- Largest of spiny lizards.
- Dorsal ground color is gray or brown
Dorsal pattern varies with sex, but both sexes have a dark band across the neck bordered on both sides by a lighter pigment.
Tail is vaguely banded with dusky color.
Head and limbs are dark brown.
Males with metallic green or blue on back and tail with white flecks; male also with blue chin and throat, and blue belly patches.
Females and young lack blue-green coloration and belly patches.
The largest species of spiny lizard in Texas, Sceloporus cyanogenys grows to lengths (total length including tail) of 12.5-35 cm (5-14 in).

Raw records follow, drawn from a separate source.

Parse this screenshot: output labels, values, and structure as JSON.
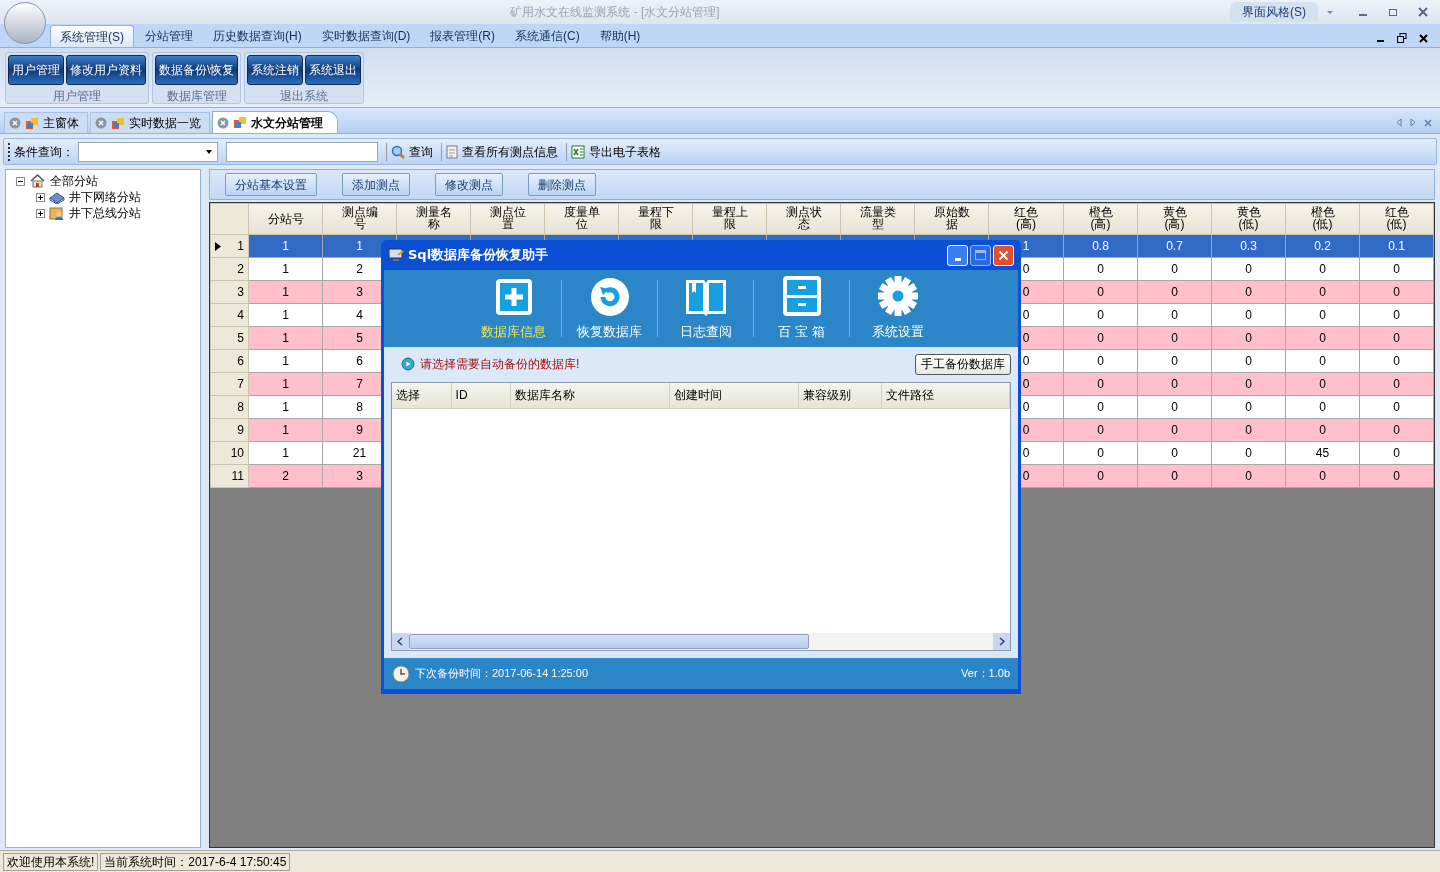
{
  "window": {
    "title": "矿用水文在线监测系统 - [水文分站管理]",
    "style_menu": "界面风格(S)"
  },
  "menu_tabs": [
    {
      "label": "系统管理(S)",
      "selected": true
    },
    {
      "label": "分站管理",
      "selected": false
    },
    {
      "label": "历史数据查询(H)",
      "selected": false
    },
    {
      "label": "实时数据查询(D)",
      "selected": false
    },
    {
      "label": "报表管理(R)",
      "selected": false
    },
    {
      "label": "系统通信(C)",
      "selected": false
    },
    {
      "label": "帮助(H)",
      "selected": false
    }
  ],
  "ribbon_groups": [
    {
      "label": "用户管理",
      "buttons": [
        "用户管理",
        "修改用户资料"
      ]
    },
    {
      "label": "数据库管理",
      "buttons": [
        "数据备份\\恢复"
      ]
    },
    {
      "label": "退出系统",
      "buttons": [
        "系统注销",
        "系统退出"
      ]
    }
  ],
  "doc_tabs": [
    {
      "label": "主窗体",
      "selected": false
    },
    {
      "label": "实时数据一览",
      "selected": false
    },
    {
      "label": "水文分站管理",
      "selected": true
    }
  ],
  "toolbar": {
    "label": "条件查询：",
    "search_button": "查询",
    "all_points_button": "查看所有测点信息",
    "export_button": "导出电子表格"
  },
  "tree": {
    "label": "全部分站",
    "expanded": true,
    "children": [
      {
        "label": "井下网络分站",
        "expanded": false
      },
      {
        "label": "井下总线分站",
        "expanded": false
      }
    ]
  },
  "station_buttons": [
    "分站基本设置",
    "添加测点",
    "修改测点",
    "删除测点"
  ],
  "grid": {
    "columns": [
      "分站号",
      "测点编号",
      "测量名称",
      "测点位置",
      "度量单位",
      "量程下限",
      "量程上限",
      "测点状态",
      "流量类型",
      "原始数据",
      "红色(高)",
      "橙色(高)",
      "黄色(高)",
      "黄色(低)",
      "橙色(低)",
      "红色(低)"
    ],
    "rows": [
      {
        "number": "1",
        "selected": true,
        "cells": [
          "1",
          "1"
        ],
        "levels": [
          "1",
          "0.8",
          "0.7",
          "0.3",
          "0.2",
          "0.1"
        ]
      },
      {
        "number": "2",
        "selected": false,
        "cells": [
          "1",
          "2"
        ],
        "levels": [
          "0",
          "0",
          "0",
          "0",
          "0",
          "0"
        ]
      },
      {
        "number": "3",
        "selected": false,
        "cells": [
          "1",
          "3"
        ],
        "levels": [
          "0",
          "0",
          "0",
          "0",
          "0",
          "0"
        ]
      },
      {
        "number": "4",
        "selected": false,
        "cells": [
          "1",
          "4"
        ],
        "levels": [
          "0",
          "0",
          "0",
          "0",
          "0",
          "0"
        ]
      },
      {
        "number": "5",
        "selected": false,
        "cells": [
          "1",
          "5"
        ],
        "levels": [
          "0",
          "0",
          "0",
          "0",
          "0",
          "0"
        ]
      },
      {
        "number": "6",
        "selected": false,
        "cells": [
          "1",
          "6"
        ],
        "levels": [
          "0",
          "0",
          "0",
          "0",
          "0",
          "0"
        ]
      },
      {
        "number": "7",
        "selected": false,
        "cells": [
          "1",
          "7"
        ],
        "levels": [
          "0",
          "0",
          "0",
          "0",
          "0",
          "0"
        ]
      },
      {
        "number": "8",
        "selected": false,
        "cells": [
          "1",
          "8"
        ],
        "levels": [
          "0",
          "0",
          "0",
          "0",
          "0",
          "0"
        ]
      },
      {
        "number": "9",
        "selected": false,
        "cells": [
          "1",
          "9"
        ],
        "levels": [
          "0",
          "0",
          "0",
          "0",
          "0",
          "0"
        ]
      },
      {
        "number": "10",
        "selected": false,
        "cells": [
          "1",
          "21"
        ],
        "levels": [
          "0",
          "0",
          "0",
          "0",
          "45",
          "0"
        ]
      },
      {
        "number": "11",
        "selected": false,
        "cells": [
          "2",
          "3"
        ],
        "levels": [
          "0",
          "0",
          "0",
          "0",
          "0",
          "0"
        ]
      }
    ]
  },
  "dialog": {
    "title": "Sql数据库备份恢复助手",
    "nav": [
      {
        "label": "数据库信息",
        "selected": true,
        "kind": "plus"
      },
      {
        "label": "恢复数据库",
        "selected": false,
        "kind": "restore"
      },
      {
        "label": "日志查阅",
        "selected": false,
        "kind": "book"
      },
      {
        "label": "百 宝 箱",
        "selected": false,
        "kind": "cabinet"
      },
      {
        "label": "系统设置",
        "selected": false,
        "kind": "gear"
      }
    ],
    "prompt": "请选择需要自动备份的数据库!",
    "manual_button": "手工备份数据库",
    "columns": [
      "选择",
      "ID",
      "数据库名称",
      "创建时间",
      "兼容级别",
      "文件路径"
    ],
    "footer": "下次备份时间：2017-06-14 1:25:00",
    "version": "Ver：1.0b"
  },
  "status_bar": [
    "欢迎使用本系统!",
    "当前系统时间：2017-6-4 17:50:45"
  ]
}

In North America, Sceloporus cyanogenys is found from south Texas to northeastern Mexico.
This diurnal lizard shelters in rock crevices. Sceloporus cyanogenys feeds primarily on flying insects, but eats other insects, as well.
This live-bearing lizard gives birth to young from February to June with as many as 18 young per litter.

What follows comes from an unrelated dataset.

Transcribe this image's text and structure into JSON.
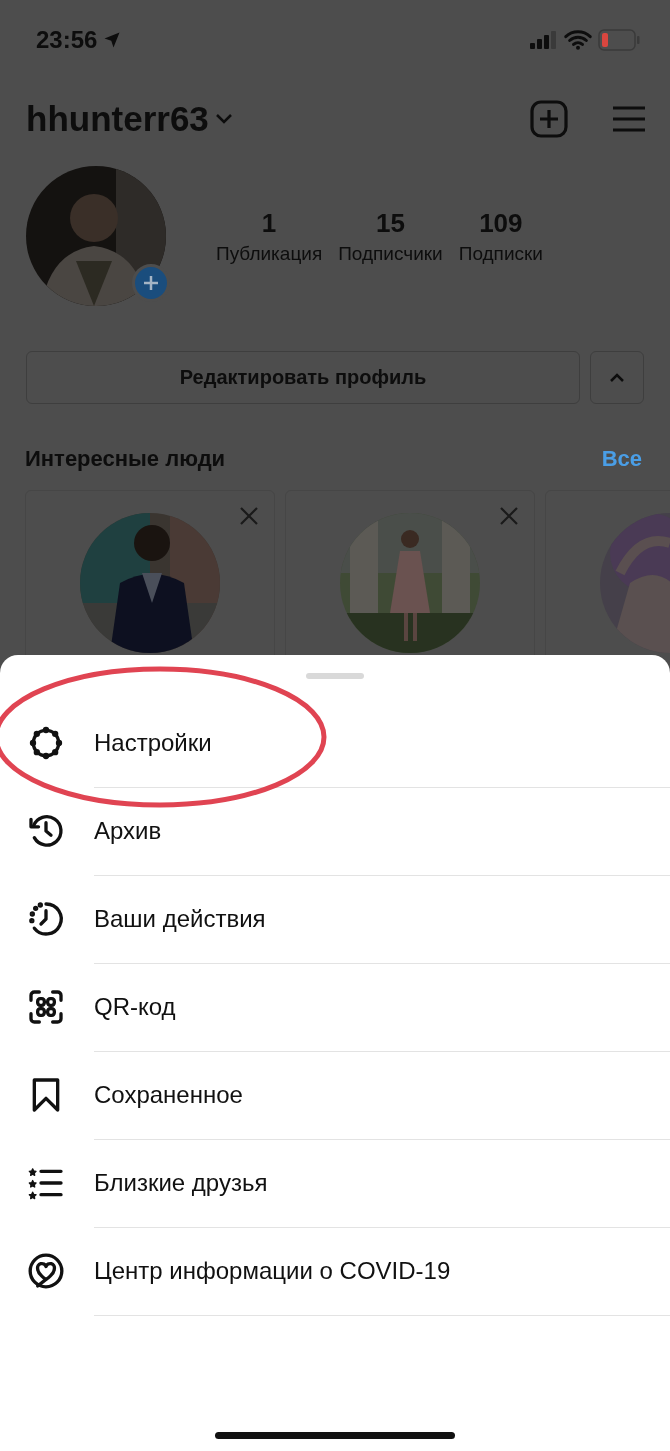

Sceloporus cyanogenys prefers rocky terrains in arid and semi-arid environments where it is commonly seen on boulders, rock piles, cliffs, bridges, and in dry creekbeds.
The blue spiny lizard is not a protected species in Texas and can be legally collected with a hunting license.
In Texas, Sceloporus cyanogenys is found in south Texas, primarily along the Rio Grande Valley from Kinney County to Cameron County.